**Work task:** Copy every record exactly as it appears in the data below.

● ● ● ●

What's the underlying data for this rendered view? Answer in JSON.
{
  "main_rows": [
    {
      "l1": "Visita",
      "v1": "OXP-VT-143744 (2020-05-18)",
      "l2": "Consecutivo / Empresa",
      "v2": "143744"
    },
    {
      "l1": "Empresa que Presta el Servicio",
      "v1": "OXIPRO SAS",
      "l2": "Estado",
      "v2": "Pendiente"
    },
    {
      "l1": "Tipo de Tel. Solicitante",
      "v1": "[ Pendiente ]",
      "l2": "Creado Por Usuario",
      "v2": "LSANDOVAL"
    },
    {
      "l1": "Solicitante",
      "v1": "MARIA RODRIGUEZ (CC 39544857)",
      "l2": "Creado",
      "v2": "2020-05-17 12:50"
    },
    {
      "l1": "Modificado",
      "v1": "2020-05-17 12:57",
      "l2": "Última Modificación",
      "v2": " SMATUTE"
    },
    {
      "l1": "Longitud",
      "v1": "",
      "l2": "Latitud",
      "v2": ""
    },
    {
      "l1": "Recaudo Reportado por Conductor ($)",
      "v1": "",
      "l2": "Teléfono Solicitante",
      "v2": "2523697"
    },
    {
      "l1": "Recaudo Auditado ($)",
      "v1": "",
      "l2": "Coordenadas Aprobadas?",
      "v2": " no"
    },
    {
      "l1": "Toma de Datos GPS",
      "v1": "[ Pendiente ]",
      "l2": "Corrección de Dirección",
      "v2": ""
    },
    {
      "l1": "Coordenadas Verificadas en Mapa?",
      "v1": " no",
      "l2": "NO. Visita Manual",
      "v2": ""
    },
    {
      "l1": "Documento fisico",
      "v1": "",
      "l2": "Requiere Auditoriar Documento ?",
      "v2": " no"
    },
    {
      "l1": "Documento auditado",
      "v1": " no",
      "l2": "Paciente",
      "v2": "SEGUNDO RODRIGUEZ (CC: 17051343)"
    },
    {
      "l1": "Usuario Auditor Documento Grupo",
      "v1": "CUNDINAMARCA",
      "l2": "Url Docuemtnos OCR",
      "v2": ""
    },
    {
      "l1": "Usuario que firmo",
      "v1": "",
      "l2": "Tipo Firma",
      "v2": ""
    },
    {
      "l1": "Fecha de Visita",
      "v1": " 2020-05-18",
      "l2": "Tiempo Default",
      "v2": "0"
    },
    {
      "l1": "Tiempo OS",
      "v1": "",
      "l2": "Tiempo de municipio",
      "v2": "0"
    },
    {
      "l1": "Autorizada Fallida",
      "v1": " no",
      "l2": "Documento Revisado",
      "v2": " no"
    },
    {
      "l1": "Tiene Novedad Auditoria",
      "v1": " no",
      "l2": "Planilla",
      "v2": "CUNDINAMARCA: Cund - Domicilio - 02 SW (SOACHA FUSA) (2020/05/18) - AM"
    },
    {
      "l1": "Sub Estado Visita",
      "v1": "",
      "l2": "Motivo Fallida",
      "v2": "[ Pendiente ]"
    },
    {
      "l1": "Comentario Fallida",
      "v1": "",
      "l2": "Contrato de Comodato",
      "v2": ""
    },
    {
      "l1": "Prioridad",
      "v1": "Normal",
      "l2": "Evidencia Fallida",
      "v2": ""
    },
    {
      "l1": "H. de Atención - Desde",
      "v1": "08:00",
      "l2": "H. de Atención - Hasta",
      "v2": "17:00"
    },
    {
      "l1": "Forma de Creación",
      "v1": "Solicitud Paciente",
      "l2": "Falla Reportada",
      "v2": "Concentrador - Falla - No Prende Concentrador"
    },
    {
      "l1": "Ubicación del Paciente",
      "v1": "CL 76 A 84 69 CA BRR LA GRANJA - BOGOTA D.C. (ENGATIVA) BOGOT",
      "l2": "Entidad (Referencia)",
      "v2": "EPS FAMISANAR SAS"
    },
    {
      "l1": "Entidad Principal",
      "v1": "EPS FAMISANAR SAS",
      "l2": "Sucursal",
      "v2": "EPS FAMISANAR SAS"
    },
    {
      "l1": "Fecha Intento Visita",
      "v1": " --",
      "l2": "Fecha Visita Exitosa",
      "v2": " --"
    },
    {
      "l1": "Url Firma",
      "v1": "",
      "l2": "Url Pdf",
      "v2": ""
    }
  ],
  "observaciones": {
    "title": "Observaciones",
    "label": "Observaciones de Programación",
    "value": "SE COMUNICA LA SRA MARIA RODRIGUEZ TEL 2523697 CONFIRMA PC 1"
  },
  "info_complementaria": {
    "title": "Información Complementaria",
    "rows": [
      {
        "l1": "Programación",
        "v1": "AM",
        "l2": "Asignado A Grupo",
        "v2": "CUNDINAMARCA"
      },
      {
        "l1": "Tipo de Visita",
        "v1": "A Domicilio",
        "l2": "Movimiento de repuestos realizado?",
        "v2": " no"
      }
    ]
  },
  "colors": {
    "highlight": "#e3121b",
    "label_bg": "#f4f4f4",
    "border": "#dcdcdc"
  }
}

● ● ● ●

**Written answer:**
What's the underlying data for this rendered view? Answer in JSON.
{
  "main_rows": [
    {
      "l1": "Visita",
      "v1": "OXP-VT-143744 (2020-05-18)",
      "l2": "Consecutivo / Empresa",
      "v2": "143744"
    },
    {
      "l1": "Empresa que Presta el Servicio",
      "v1": "OXIPRO SAS",
      "l2": "Estado",
      "v2": "Pendiente"
    },
    {
      "l1": "Tipo de Tel. Solicitante",
      "v1": "[ Pendiente ]",
      "l2": "Creado Por Usuario",
      "v2": "LSANDOVAL"
    },
    {
      "l1": "Solicitante",
      "v1": "MARIA RODRIGUEZ (CC 39544857)",
      "l2": "Creado",
      "v2": "2020-05-17 12:50"
    },
    {
      "l1": "Modificado",
      "v1": "2020-05-17 12:57",
      "l2": "Última Modificación",
      "v2": " SMATUTE"
    },
    {
      "l1": "Longitud",
      "v1": "",
      "l2": "Latitud",
      "v2": ""
    },
    {
      "l1": "Recaudo Reportado por Conductor ($)",
      "v1": "",
      "l2": "Teléfono Solicitante",
      "v2": "2523697"
    },
    {
      "l1": "Recaudo Auditado ($)",
      "v1": "",
      "l2": "Coordenadas Aprobadas?",
      "v2": " no"
    },
    {
      "l1": "Toma de Datos GPS",
      "v1": "[ Pendiente ]",
      "l2": "Corrección de Dirección",
      "v2": ""
    },
    {
      "l1": "Coordenadas Verificadas en Mapa?",
      "v1": " no",
      "l2": "NO. Visita Manual",
      "v2": ""
    },
    {
      "l1": "Documento fisico",
      "v1": "",
      "l2": "Requiere Auditoriar Documento ?",
      "v2": " no"
    },
    {
      "l1": "Documento auditado",
      "v1": " no",
      "l2": "Paciente",
      "v2": "SEGUNDO RODRIGUEZ (CC: 17051343)"
    },
    {
      "l1": "Usuario Auditor Documento Grupo",
      "v1": "CUNDINAMARCA",
      "l2": "Url Docuemtnos OCR",
      "v2": ""
    },
    {
      "l1": "Usuario que firmo",
      "v1": "",
      "l2": "Tipo Firma",
      "v2": ""
    },
    {
      "l1": "Fecha de Visita",
      "v1": " 2020-05-18",
      "l2": "Tiempo Default",
      "v2": "0"
    },
    {
      "l1": "Tiempo OS",
      "v1": "",
      "l2": "Tiempo de municipio",
      "v2": "0"
    },
    {
      "l1": "Autorizada Fallida",
      "v1": " no",
      "l2": "Documento Revisado",
      "v2": " no"
    },
    {
      "l1": "Tiene Novedad Auditoria",
      "v1": " no",
      "l2": "Planilla",
      "v2": "CUNDINAMARCA: Cund - Domicilio - 02 SW (SOACHA FUSA) (2020/05/18) - AM"
    },
    {
      "l1": "Sub Estado Visita",
      "v1": "",
      "l2": "Motivo Fallida",
      "v2": "[ Pendiente ]"
    },
    {
      "l1": "Comentario Fallida",
      "v1": "",
      "l2": "Contrato de Comodato",
      "v2": ""
    },
    {
      "l1": "Prioridad",
      "v1": "Normal",
      "l2": "Evidencia Fallida",
      "v2": ""
    },
    {
      "l1": "H. de Atención - Desde",
      "v1": "08:00",
      "l2": "H. de Atención - Hasta",
      "v2": "17:00"
    },
    {
      "l1": "Forma de Creación",
      "v1": "Solicitud Paciente",
      "l2": "Falla Reportada",
      "v2": "Concentrador - Falla - No Prende Concentrador"
    },
    {
      "l1": "Ubicación del Paciente",
      "v1": "CL 76 A 84 69 CA BRR LA GRANJA - BOGOTA D.C. (ENGATIVA) BOGOT",
      "l2": "Entidad (Referencia)",
      "v2": "EPS FAMISANAR SAS"
    },
    {
      "l1": "Entidad Principal",
      "v1": "EPS FAMISANAR SAS",
      "l2": "Sucursal",
      "v2": "EPS FAMISANAR SAS"
    },
    {
      "l1": "Fecha Intento Visita",
      "v1": " --",
      "l2": "Fecha Visita Exitosa",
      "v2": " --"
    },
    {
      "l1": "Url Firma",
      "v1": "",
      "l2": "Url Pdf",
      "v2": ""
    }
  ],
  "observaciones": {
    "title": "Observaciones",
    "label": "Observaciones de Programación",
    "value": "SE COMUNICA LA SRA MARIA RODRIGUEZ TEL 2523697 CONFIRMA PC 1"
  },
  "info_complementaria": {
    "title": "Información Complementaria",
    "rows": [
      {
        "l1": "Programación",
        "v1": "AM",
        "l2": "Asignado A Grupo",
        "v2": "CUNDINAMARCA"
      },
      {
        "l1": "Tipo de Visita",
        "v1": "A Domicilio",
        "l2": "Movimiento de repuestos realizado?",
        "v2": " no"
      }
    ]
  },
  "colors": {
    "highlight": "#e3121b",
    "label_bg": "#f4f4f4",
    "border": "#dcdcdc"
  }
}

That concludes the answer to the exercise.